Here, I would like to return to Han Shaogong, who states,
We need more writers from different perspectives and positions to broaden and enrich Cultural Revolution narratives, and to return to the China of the Cultural Revolution, whose true features are not hard to comprehend. In this way, we might increase the difficulty of criticizing the Cultural Revolution, and will make the criticism more accurate and more powerful, hus making it genuine criticism. . . . The déjà vu reconstructions of past bigotry are not very helpful. They not only induce a dreamy and exaggerated “red nostalgia” but also confuse people, especially when faced with Western cold war ideology, leading to self-silencing, blind pursuit of fads, and loss of the ability as subjects to grasp hold of practice. It is in this sense that if the Cultural Revolution remains impenetrable for a long time, it will become a bulky insulator, disconnected from the past and from the future. This insulator will impede the understanding of revolutions that took place in the fifty years before the Cultural Revolution, those revolutions which actually led to the Cultural Revolution.

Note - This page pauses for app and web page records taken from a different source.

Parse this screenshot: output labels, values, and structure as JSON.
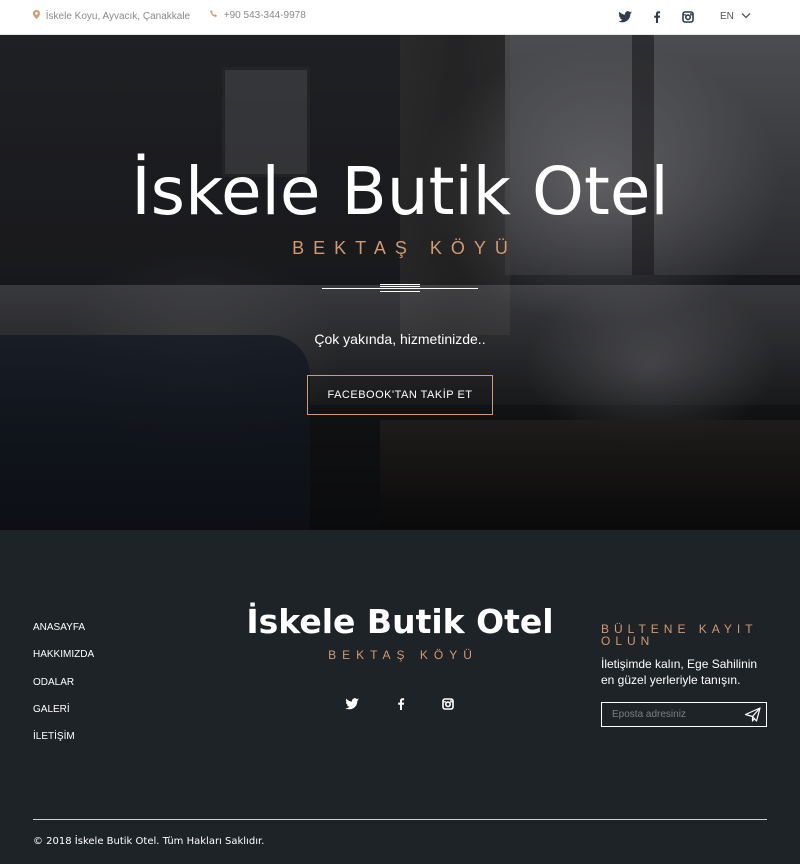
{
  "topbar": {
    "address": "İskele Koyu, Ayvacık, Çanakkale",
    "phone": "+90 543-344-9978",
    "language": "EN",
    "social": [
      "twitter-icon",
      "facebook-icon",
      "instagram-icon"
    ]
  },
  "hero": {
    "title": "İskele Butik Otel",
    "subtitle": "BEKTAŞ KÖYÜ",
    "tagline": "Çok yakında, hizmetinizde..",
    "button_label": "FACEBOOK'TAN TAKİP ET"
  },
  "footer": {
    "nav": [
      "ANASAYFA",
      "HAKKIMIZDA",
      "ODALAR",
      "GALERİ",
      "İLETİŞİM"
    ],
    "title": "İskele Butik Otel",
    "subtitle": "BEKTAŞ KÖYÜ",
    "newsletter": {
      "heading": "BÜLTENE KAYIT OLUN",
      "text": "İletişimde kalın, Ege Sahilinin en güzel yerleriyle tanışın.",
      "placeholder": "Eposta adresiniz"
    },
    "copyright": "© 2018 İskele Butik Otel. Tüm Hakları Saklıdır."
  },
  "colors": {
    "accent": "#d29a6e",
    "footer_bg": "#1e2327",
    "topbar_bg": "#ffffff"
  }
}
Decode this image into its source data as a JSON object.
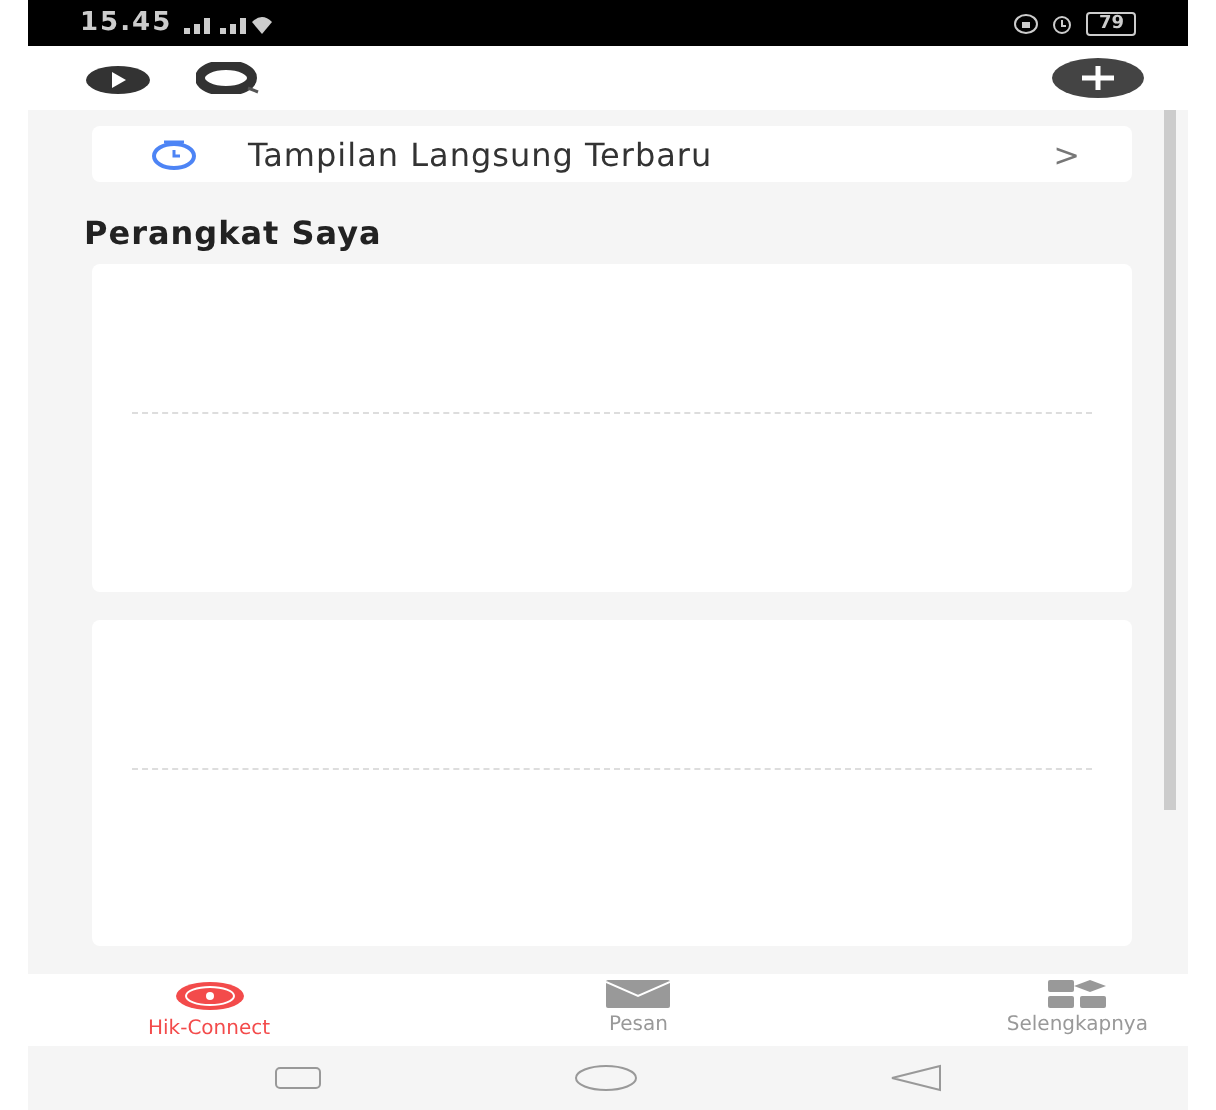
{
  "status_bar": {
    "time": "15.45",
    "battery": "79"
  },
  "recent_live_view": {
    "label": "Tampilan Langsung Terbaru",
    "chevron": ">"
  },
  "section_title": "Perangkat Saya",
  "device_cards": [
    {
      "kind": "empty"
    },
    {
      "kind": "empty"
    }
  ],
  "bottom_nav": [
    {
      "label": "Hik-Connect",
      "kind": "home",
      "selected": true
    },
    {
      "label": "Pesan",
      "kind": "message",
      "selected": false
    },
    {
      "label": "Selengkapnya",
      "kind": "more",
      "selected": false
    }
  ]
}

Such narrow appreciation will also impede the understanding of the reform and the opening up of China that took place almost thirty years after the Cultural Revolution. The Cultural Revolution is an unsubstitutable womb for the history that follows it; it continues to give birth to various surprising achievements and sudden crises. (105; 108)
Cultural Revolution culture, in other words, remains understudied and insufficiently understood both inside and outside of China. Regardless of its strengths and shortcomings, Barbara Mittler’s A Continuous Revolution: Making Sense of Cultural Revolution Culture is the latest attempt—and an admirable one—at offering a different take on this “unsubstitutable womb” for understanding not only the Cultural Revolution but also the Chinese revolution. For “culture” is at the core of that revolution; and the key is to understand in what ways and why that is so.
[ 1 ] Han Shaogong, “Why Did the Cultural Revolution End?” boundary 2 35, 2 (2008): 104. Chinese original appeared in 2005.